Most recently, and between singing engagements, Mr. Blake has begun to develop a new facet to his career, as a teacher of young singers. For the past five years he has happily accepted invitations from As.Li.Co. to teach Masterclasses with the young artists in this Milan based Italian Opera training center. He has also taught young singers in Masterclasses at the Conservatoire Nationale de Paris, at Santa Cecilia in Rome, Duke University of North Carolina, the State University of New York, the Hamburg Staatsoper, and at the Chicago Lyric Opera young artists program.
Other recordings by Mr. Blake include Arabesque's The Rossini
on which he is heard in a handful of never-previously-recorded Rossini
arias with the London Symphony Orchestra and the Ambrosian Choir under
John McCarthy; The Mozart Tenor, offering a collection of unusual
opera and concert arias with the London Symphony under Nicholas
Encore Rossini, another recording of Rossini rarities with the London
and Ambrosian Choir under Maximiano Valdes and Rossini Mélodies
(EMI) with Maestro Antonio Pappano at the piano.
= = = = =
o p e r a - r e p e r t o i r e...........
Adam – Le Postillon de Longjumeau
Bellini – Il Pirata
Boieldieu – La Dame Blanche
Cimarosa – Il Matrimonio Segreto
Delibes – Lakmé
Donizetti – Anna Bolena
Gluck – Armide (Rénaud)
Handel – Alcina
Lalo – Le Roid'Ys
Massenet – Le Jongleur de Notre Dame
Meyerbeer – Il Crociato in Egitto
Mozart – Cosi fan Tutte
Pergolesi – Il Flaminio
Rimsky-Korsakov – Le Coq d'Or
Rossini – Adina
= = = = =
o r c h e s t r a - r e p e r t o i r e..........
Bach – Magnificat
Beethoven – Mass in C Major
Berlioz – L'Enfance du Christ
Britten – Les Illuminations
Elgar – Dream of Gerontius
Handel – Acis and Galatea
Haydn – The Seasons
Mendelssohn – Elijah
Mozart – Requiem
Orff – Carmina Burana
Rossini – Argene e Melania
Saint-Saëns – Christmas Oratorio
Stravinsky – La Pulcinella
== == == == ==
[ Copied directly from the website of Blake's publicist,
© 1987 Bruce Duffie
This conversation was recorded in Chicago on November 5, 1987. Portions were broadcast on WNIB in 1991 and 1996. This transcription was made in 2005, and posted on this website at that time.
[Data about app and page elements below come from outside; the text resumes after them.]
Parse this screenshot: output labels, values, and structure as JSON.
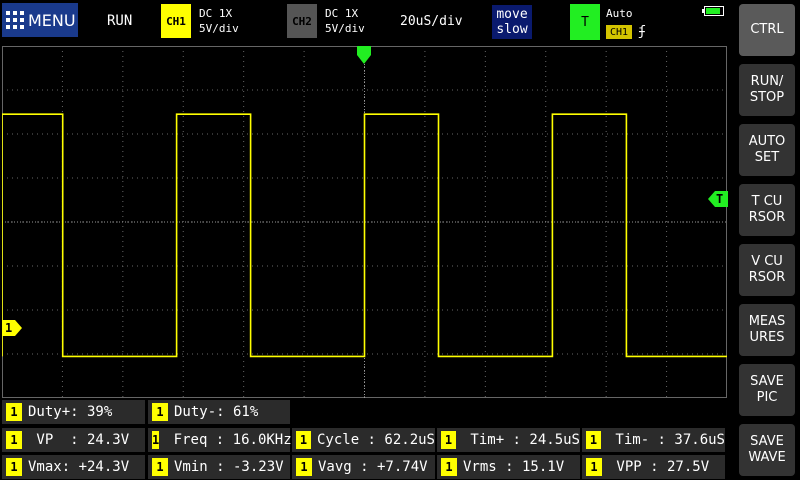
{
  "header": {
    "menu_label": "MENU",
    "run_state": "RUN",
    "ch1": {
      "tag": "CH1",
      "coupling": "DC  1X",
      "scale": "5V/div"
    },
    "ch2": {
      "tag": "CH2",
      "coupling": "DC  1X",
      "scale": "5V/div"
    },
    "timebase": "20uS/div",
    "move": {
      "line1": "move",
      "line2": "slow"
    },
    "trigger": {
      "tag": "T",
      "mode": "Auto",
      "source": "CH1",
      "edge": "ʄ"
    },
    "battery_level": 0.85
  },
  "markers": {
    "ch1": "1",
    "trigger_level": "T"
  },
  "colors": {
    "ch1": "#ffff00",
    "ch2": "#555555",
    "trigger": "#22ee22",
    "grid": "#666666"
  },
  "waveform": {
    "type": "square",
    "channel": "CH1",
    "high_v": 24.3,
    "low_v": -3.23,
    "period_us": 62.2,
    "high_time_us": 24.5,
    "time_per_div_us": 20,
    "volt_per_div": 5
  },
  "measurements": [
    {
      "ch": "1",
      "text": "Duty+: 39%"
    },
    {
      "ch": "1",
      "text": "Duty-: 61%"
    },
    {
      "ch": "1",
      "text": " VP  : 24.3V"
    },
    {
      "ch": "1",
      "text": " Freq : 16.0KHz"
    },
    {
      "ch": "1",
      "text": "Cycle : 62.2uS"
    },
    {
      "ch": "1",
      "text": " Tim+ : 24.5uS"
    },
    {
      "ch": "1",
      "text": " Tim- : 37.6uS"
    },
    {
      "ch": "1",
      "text": "Vmax: +24.3V"
    },
    {
      "ch": "1",
      "text": "Vmin : -3.23V"
    },
    {
      "ch": "1",
      "text": "Vavg : +7.74V"
    },
    {
      "ch": "1",
      "text": "Vrms : 15.1V"
    },
    {
      "ch": "1",
      "text": " VPP : 27.5V"
    }
  ],
  "sidebar": [
    "CTRL",
    "RUN/\nSTOP",
    "AUTO\nSET",
    "T CU\nRSOR",
    "V CU\nRSOR",
    "MEAS\nURES",
    "SAVE\nPIC",
    "SAVE\nWAVE"
  ]
}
More photos and liks were added in 2015.
To see a full list (with links) of interviews which have been transcribed and posted on this website, click here.
Award - winning broadcaster Bruce Duffie was with WNIB, Classical 97 in Chicago from 1975 until its final moment as a classical station in February of 2001. His interviews have also appeared in various magazines and journals since 1980, and he now continues his broadcast series on WNUR-FM, as well as on Contemporary Classical Internet Radio.You are invited to visit his website for more information about his work, including selected transcripts of other interviews, plus a full list of his guests. He would also like to call your attention to the photos and information about his grandfather, who was a pioneer in the automotive field more than a century ago. You may also send him E-Mail with comments, questions and suggestions.